HAVANA — Cuba on Wednesday published the full text of a new law that seeks to make it more attractive for foreign investors to bring badly needed capital to the island but provides less advantage for projects that are 100 percent foreign-financed.
Havana is betting that the measure will make the country more attractive to the business community. Foreign investment has been flat, including in the years since President Raul Castro began a program of economic reforms.
The measure, which takes effect in late June, includes tax breaks for new investments and property guarantees for investors. It also outlines arbitration procedures and labor rules for foreign-financed projects.
Investments in mixed-ownership projects or in tandem with independent cooperatives will enjoy a tax holiday for the first eight years of operation and pay 15 percent on profits after that — or about half the current rate.

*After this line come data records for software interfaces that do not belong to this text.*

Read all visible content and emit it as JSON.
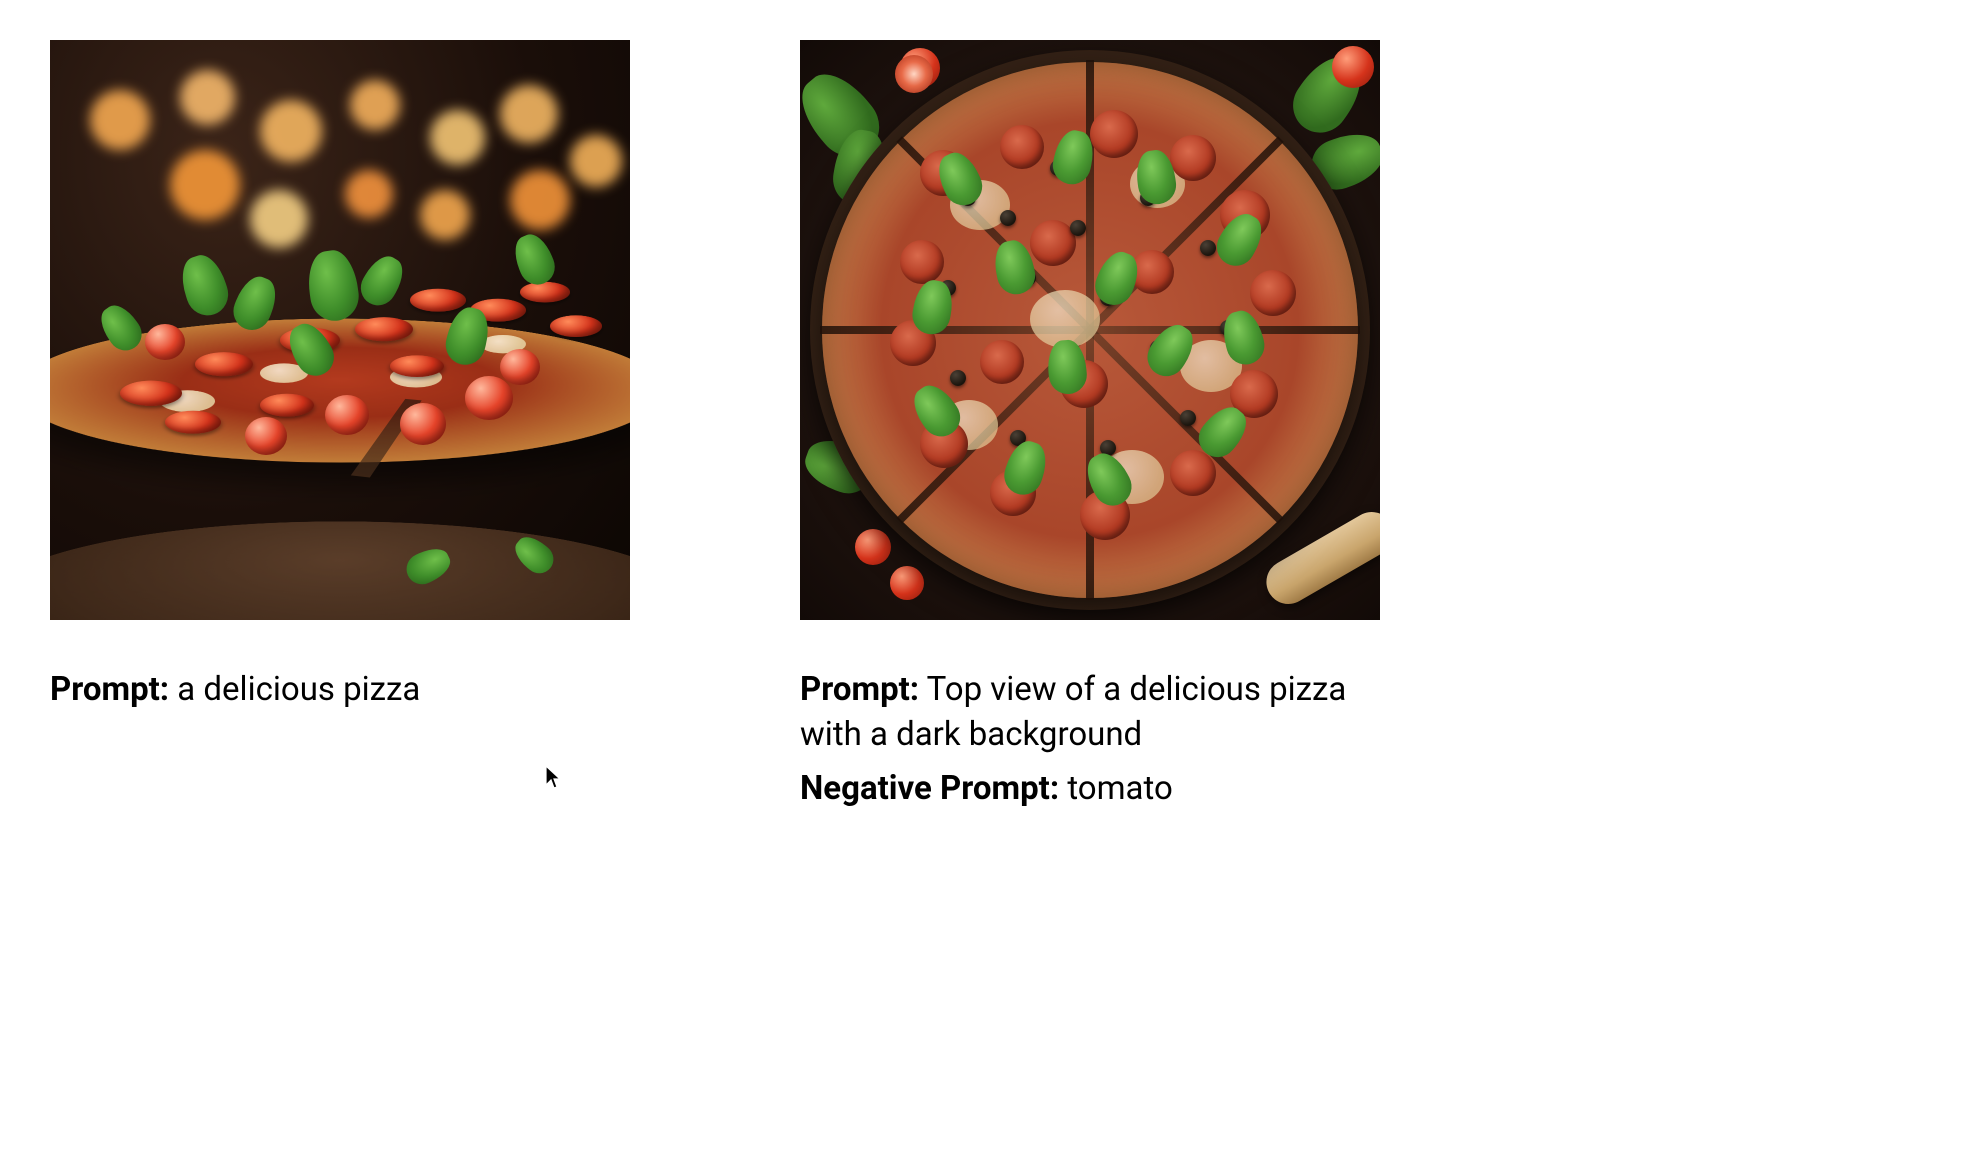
{
  "items": [
    {
      "image_alt": "Angled close-up of a pepperoni and basil pizza on a wooden board with warm bokeh lights in the background",
      "fields": [
        {
          "label": "Prompt:",
          "value": "a delicious pizza"
        }
      ]
    },
    {
      "image_alt": "Top-down view of a sliced pepperoni, olive and basil pizza on a dark wooden surface with scattered basil and cherry tomatoes",
      "fields": [
        {
          "label": "Prompt:",
          "value": "Top view of a delicious pizza with a dark background"
        },
        {
          "label": "Negative Prompt:",
          "value": "tomato"
        }
      ]
    }
  ]
}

Such operations will also be exempt from payroll taxes.
However projects funded completely by foreign capital do not automatically qualify for those breaks. They may be granted an exemption by the government, however.

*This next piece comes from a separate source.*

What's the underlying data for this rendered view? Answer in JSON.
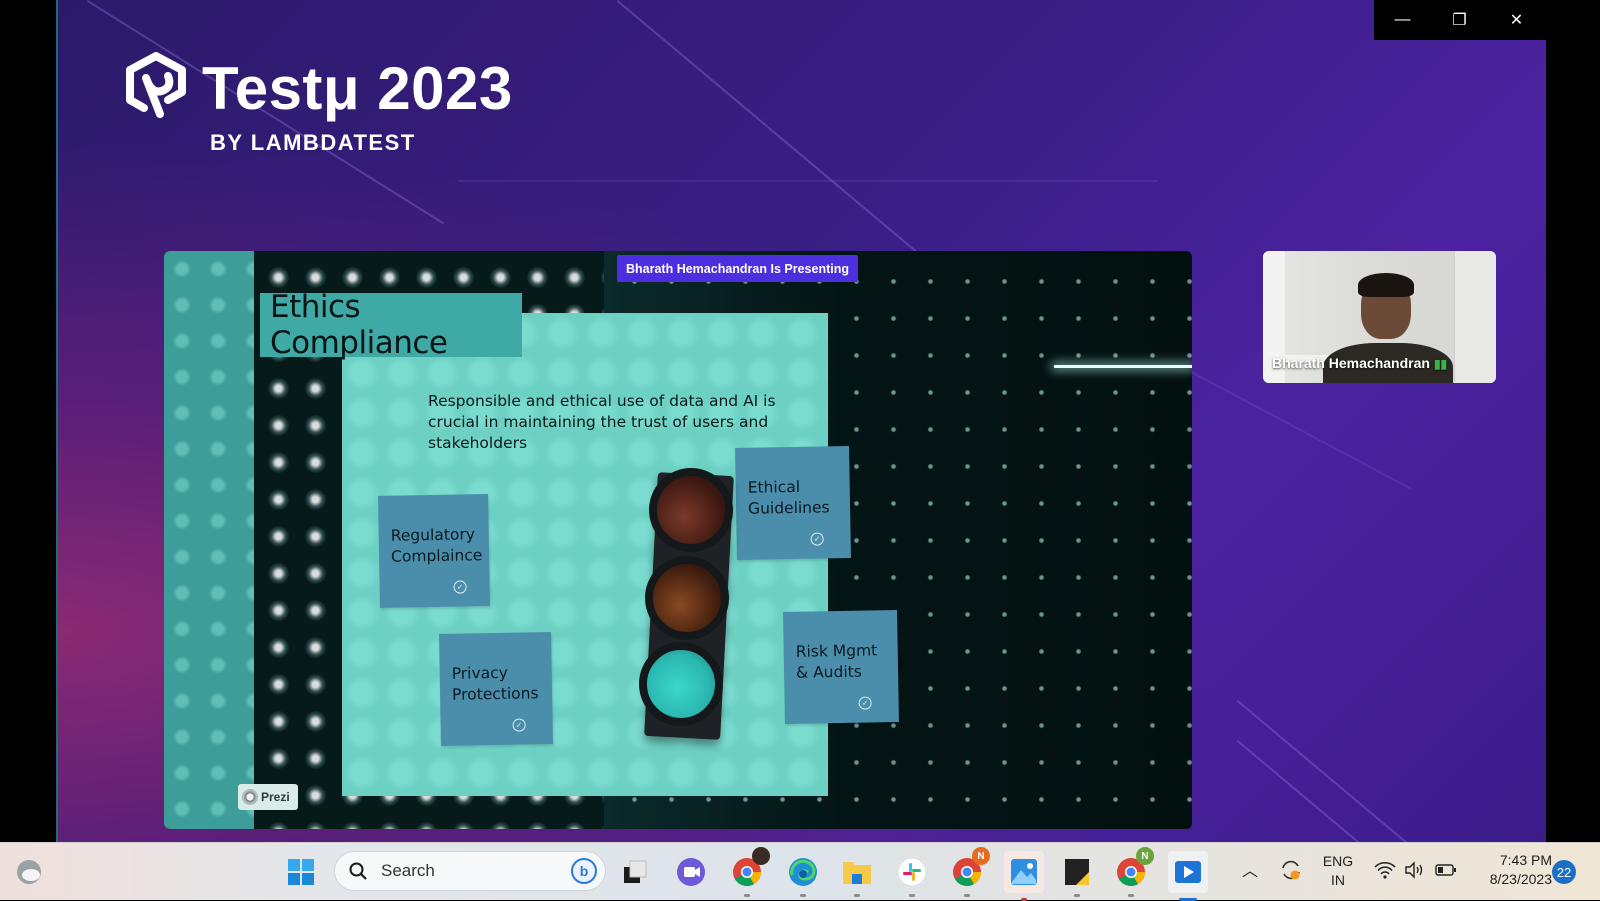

Foreign companies are still required to hire local employees through a Cuban employment agency, something that many who have done business on the island have complained about for years. The law allows investors to work with independent cooperatives but does not establish a mechanism for the same to happen with the small private sector that has been budding under Castro’s reforms.

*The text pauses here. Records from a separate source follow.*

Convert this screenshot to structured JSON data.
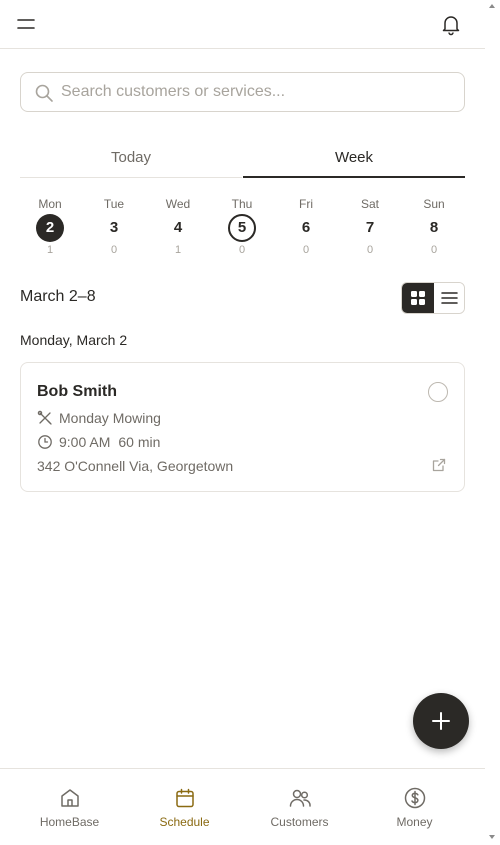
{
  "header": {
    "menu_icon": "hamburger-menu-icon",
    "notification_icon": "bell-icon"
  },
  "search": {
    "placeholder": "Search customers or services...",
    "value": "",
    "icon": "search-icon"
  },
  "tabs": [
    {
      "label": "Today",
      "active": false
    },
    {
      "label": "Week",
      "active": true
    }
  ],
  "week": {
    "days": [
      {
        "name": "Mon",
        "num": "2",
        "count": "1",
        "state": "selected"
      },
      {
        "name": "Tue",
        "num": "3",
        "count": "0",
        "state": ""
      },
      {
        "name": "Wed",
        "num": "4",
        "count": "1",
        "state": ""
      },
      {
        "name": "Thu",
        "num": "5",
        "count": "0",
        "state": "today"
      },
      {
        "name": "Fri",
        "num": "6",
        "count": "0",
        "state": ""
      },
      {
        "name": "Sat",
        "num": "7",
        "count": "0",
        "state": ""
      },
      {
        "name": "Sun",
        "num": "8",
        "count": "0",
        "state": ""
      }
    ]
  },
  "range_title": "March 2–8",
  "view_toggle": {
    "selected": "grid",
    "icons": [
      "grid-view-icon",
      "list-view-icon"
    ]
  },
  "day_heading": "Monday, March 2",
  "appointment": {
    "customer": "Bob Smith",
    "service": "Monday Mowing",
    "time": "9:00 AM",
    "duration": "60 min",
    "address": "342 O'Connell Via, Georgetown",
    "completed": false
  },
  "fab": {
    "icon": "plus-icon"
  },
  "bottom_nav": [
    {
      "label": "HomeBase",
      "icon": "home-icon",
      "active": false
    },
    {
      "label": "Schedule",
      "icon": "calendar-icon",
      "active": true
    },
    {
      "label": "Customers",
      "icon": "users-icon",
      "active": false
    },
    {
      "label": "Money",
      "icon": "dollar-circle-icon",
      "active": false
    }
  ],
  "colors": {
    "primary": "#2b2926",
    "muted_text": "#6f6b65",
    "border": "#e6e3de",
    "active_nav": "#8a6a12"
  }
}
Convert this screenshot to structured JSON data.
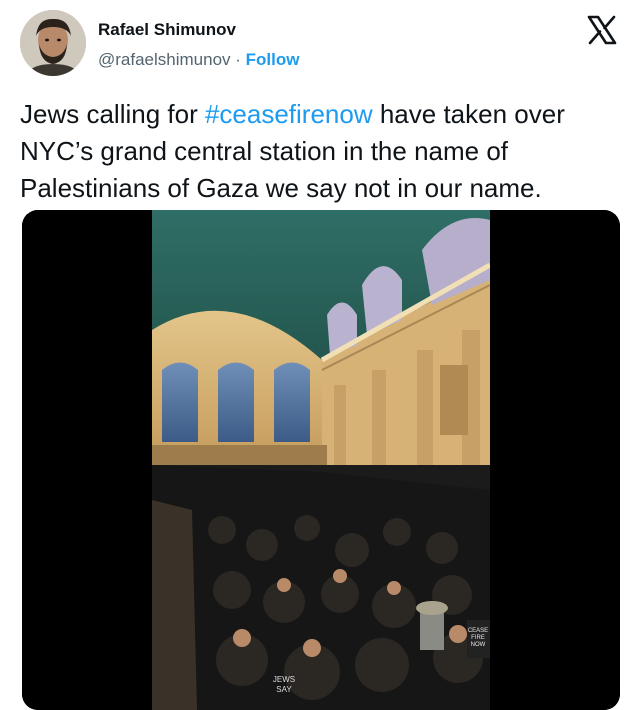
{
  "author": {
    "name": "Rafael Shimunov",
    "handle": "@rafaelshimunov",
    "separator": " · ",
    "follow_label": "Follow"
  },
  "tweet": {
    "text_before": "Jews calling for ",
    "hashtag": "#ceasefirenow",
    "text_after": " have taken over NYC’s grand central station in the name of Palestinians of Gaza we say not in our name."
  },
  "media": {
    "type": "video-still",
    "description_icon": "video-media",
    "sign_text": "CEASE FIRE NOW",
    "shirt_text": "JEWS SAY"
  },
  "icons": {
    "platform_logo": "x-logo-icon"
  },
  "colors": {
    "accent": "#1d9bf0",
    "text": "#0f1419",
    "muted": "#536471"
  }
}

Officials all the way up to Castro have said that getting more foreign investment is vital if they are to meet their economic goals in the coming years.